ENTERTAINER George Formby might well have been leaning on a lamp-post, but it was to catch sight of his wife-to-be Beryl Ingham.

Many will have heard the story of the distinctive singer and ukulele player romancing, and then marrying, the dancer, who lived in East Lancashire, back in 1924.

Born in Alliance Street, Baxenden, and later living in Darwen, she was a world champion clog dancer and formed a variety act with George until 1932, when she became his manager.

Looking Back has this week heard from Tony Thornton, who originates from Accrington, and publishes the George Formby Society magazine.

He told this tale: “If you stop anyone on the streets of Darwen and ask them the way to Richmond Terrace, they will likely say, ‘If you’re looking for the house that George and Beryl eloped from, it’s number five’. It’s a neat house in a terraced block and, when you knock on the door, you will be greeted by Doris Lingard, who has lived there for the last 57 years.

But it’s what happened there on the night of September 13, 1924, that has forever made it part of the town’s folklore.

Legend has it that George Formby, then 19, arrived at the house at 2am, in a taxi, roused the sleeping family and declared, ‘I’ve come for Beryl and I want to marry her’.

Courting for some time, they had met while appearing at a theatre in Castleford, and for George it was love at first sight.

Beryl’s father ran the Black Bull Hotel, in Darwen, and George got to know him over a few pints. He would roll up to the pub on a battered old motorbike.

George said ‘I decided all of a sudden to propose to Beryl. I hadn’t mentioned marriage to her before I went to Darwen that night, but somehow I don’t think she was surprised’.

In true romantic style, George stood under the window and serenaded his loved one on his ukulele, singing: ‘How I love these Darwen girls With their bright and sunny curls From their red and ruby lips I get the taste of fish and chips’.

Beryl’s father was unimpressed and shouted from the upstairs window, ‘Who the hell is that?’ George was undeterred. ‘Beryl, will you marry me?’ he bawled. ‘Alright,’ said Beryl, ‘but come back in the morning!’ George returned at 7am and, accompanied by Beryl’s sister, May, and a special licence, they were married at the register office in Wigan at 10am.

According to a local tale, however, George and Beryl planned their elopement and were aided by Arthur Mellor, a carpenter who made the boards at the Royal Theatre, in Darwen, where Beryl and May tap danced as The Two Violets.

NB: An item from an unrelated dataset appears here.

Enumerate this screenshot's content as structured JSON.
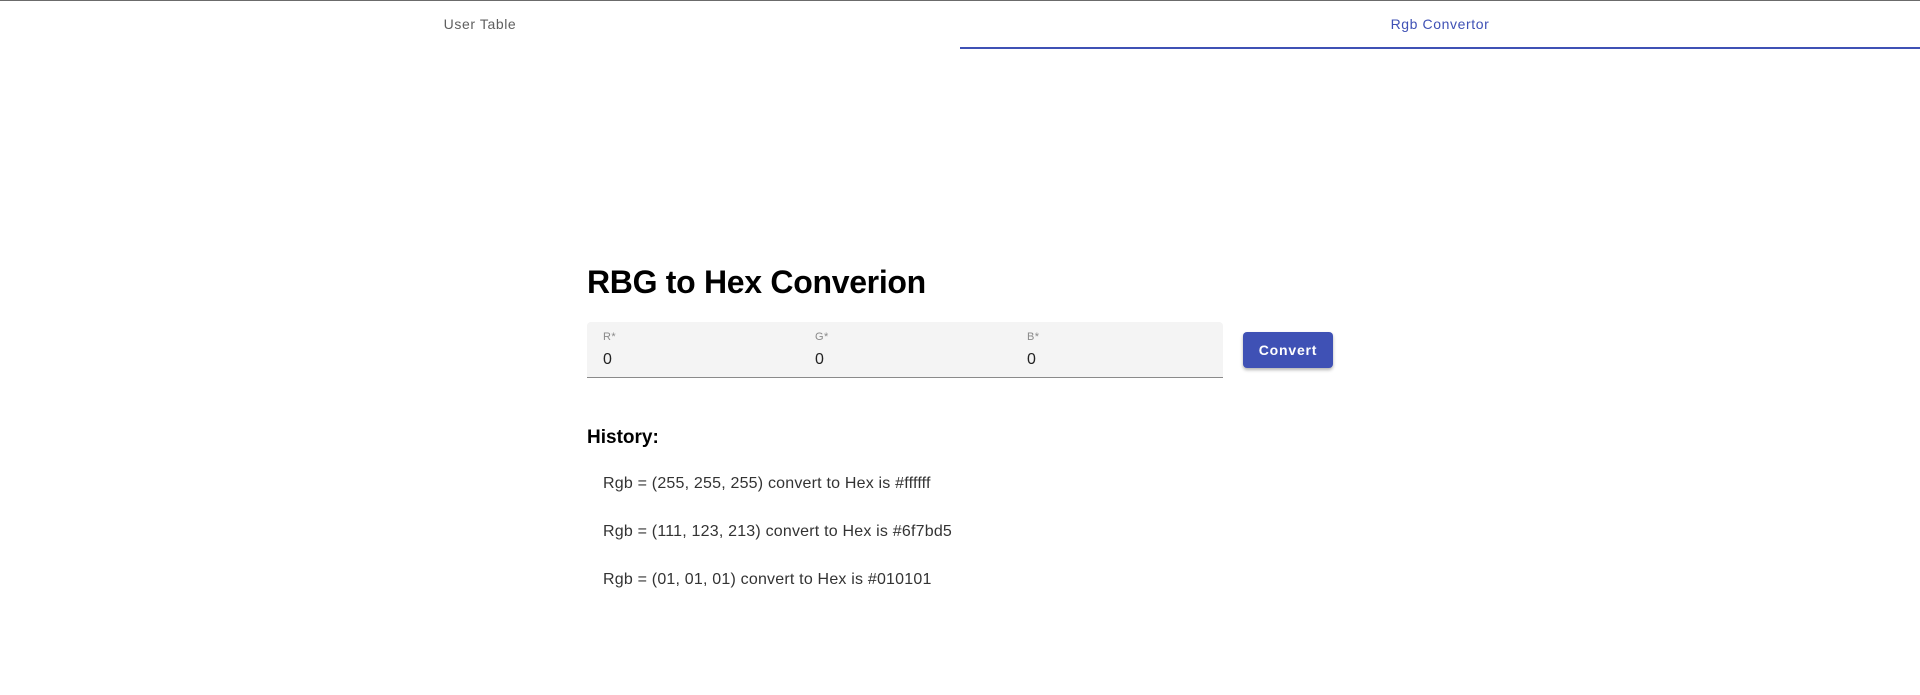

It’s claimed when George arrived at the house in the early hours, Arthur took a ladder on a pony and trap. Beryl nipped down the ladder with her suitcase and off they went.”

Added Tony: “Whatever the truth, two months later they were married again – this time in church.

“He certainly picked the right lass, for it was Beryl who made him an international star.”